Your task is to repeat the lines below exactly, excluding any pictures they contain.

>>

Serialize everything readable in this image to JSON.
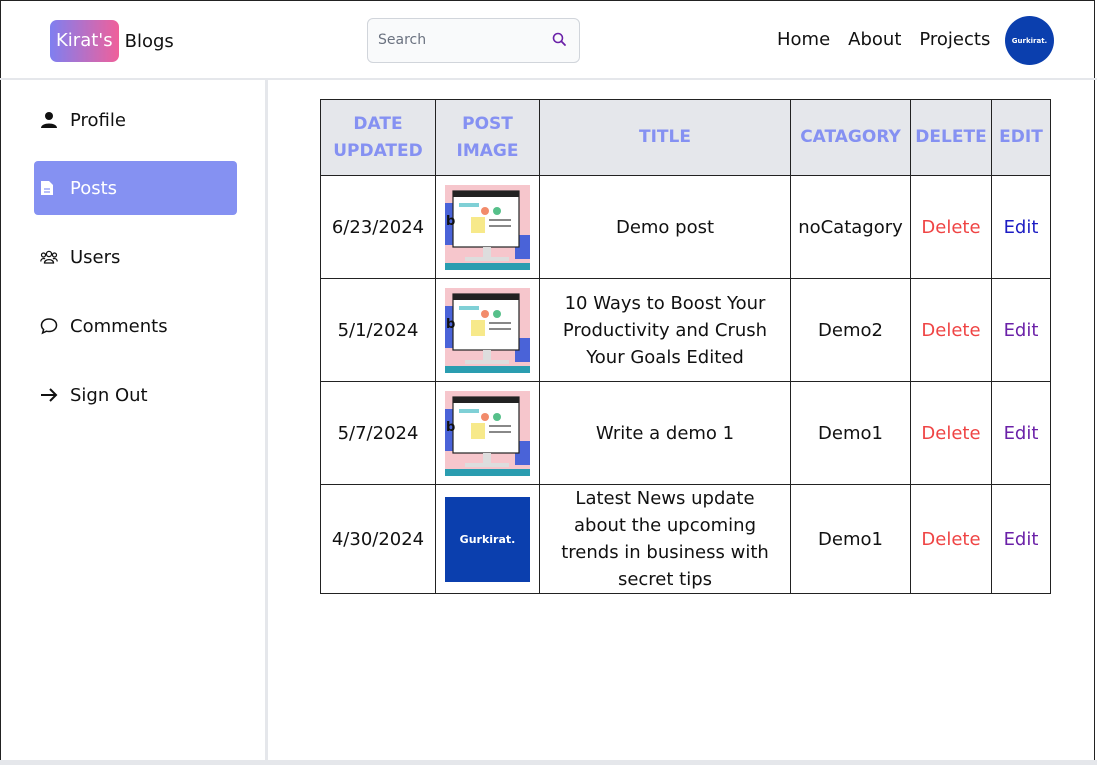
{
  "brand": {
    "badge": "Kirat's",
    "text": "Blogs"
  },
  "search": {
    "placeholder": "Search"
  },
  "nav": {
    "items": [
      "Home",
      "About",
      "Projects"
    ]
  },
  "avatar": {
    "text": "Gurkirat."
  },
  "sidebar": {
    "items": [
      {
        "label": "Profile",
        "icon": "user-icon"
      },
      {
        "label": "Posts",
        "icon": "document-icon"
      },
      {
        "label": "Users",
        "icon": "users-icon"
      },
      {
        "label": "Comments",
        "icon": "comment-icon"
      },
      {
        "label": "Sign Out",
        "icon": "arrow-right-icon"
      }
    ],
    "active": "Posts"
  },
  "table": {
    "headers": [
      "DATE UPDATED",
      "POST IMAGE",
      "TITLE",
      "CATAGORY",
      "DELETE",
      "EDIT"
    ],
    "rows": [
      {
        "date": "6/23/2024",
        "image": "illustration",
        "title": "Demo post",
        "category": "noCatagory",
        "delete": "Delete",
        "edit": "Edit"
      },
      {
        "date": "5/1/2024",
        "image": "illustration",
        "title": "10 Ways to Boost Your Productivity and Crush Your Goals Edited",
        "category": "Demo2",
        "delete": "Delete",
        "edit": "Edit"
      },
      {
        "date": "5/7/2024",
        "image": "illustration",
        "title": "Write a demo 1",
        "category": "Demo1",
        "delete": "Delete",
        "edit": "Edit"
      },
      {
        "date": "4/30/2024",
        "image": "logo",
        "image_text": "Gurkirat.",
        "title": "Latest News update about the upcoming trends in business with secret tips",
        "category": "Demo1",
        "delete": "Delete",
        "edit": "Edit"
      }
    ]
  },
  "colors": {
    "accent": "#8591f2",
    "delete": "#ef4444",
    "edit": "#6b21a8",
    "logo_bg": "#0b3fae"
  }
}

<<

Response below
Serialize everything readable in this image to JSON.
{
  "brand": {
    "badge": "Kirat's",
    "text": "Blogs"
  },
  "search": {
    "placeholder": "Search"
  },
  "nav": {
    "items": [
      "Home",
      "About",
      "Projects"
    ]
  },
  "avatar": {
    "text": "Gurkirat."
  },
  "sidebar": {
    "items": [
      {
        "label": "Profile",
        "icon": "user-icon"
      },
      {
        "label": "Posts",
        "icon": "document-icon"
      },
      {
        "label": "Users",
        "icon": "users-icon"
      },
      {
        "label": "Comments",
        "icon": "comment-icon"
      },
      {
        "label": "Sign Out",
        "icon": "arrow-right-icon"
      }
    ],
    "active": "Posts"
  },
  "table": {
    "headers": [
      "DATE UPDATED",
      "POST IMAGE",
      "TITLE",
      "CATAGORY",
      "DELETE",
      "EDIT"
    ],
    "rows": [
      {
        "date": "6/23/2024",
        "image": "illustration",
        "title": "Demo post",
        "category": "noCatagory",
        "delete": "Delete",
        "edit": "Edit"
      },
      {
        "date": "5/1/2024",
        "image": "illustration",
        "title": "10 Ways to Boost Your Productivity and Crush Your Goals Edited",
        "category": "Demo2",
        "delete": "Delete",
        "edit": "Edit"
      },
      {
        "date": "5/7/2024",
        "image": "illustration",
        "title": "Write a demo 1",
        "category": "Demo1",
        "delete": "Delete",
        "edit": "Edit"
      },
      {
        "date": "4/30/2024",
        "image": "logo",
        "image_text": "Gurkirat.",
        "title": "Latest News update about the upcoming trends in business with secret tips",
        "category": "Demo1",
        "delete": "Delete",
        "edit": "Edit"
      }
    ]
  },
  "colors": {
    "accent": "#8591f2",
    "delete": "#ef4444",
    "edit": "#6b21a8",
    "logo_bg": "#0b3fae"
  }
}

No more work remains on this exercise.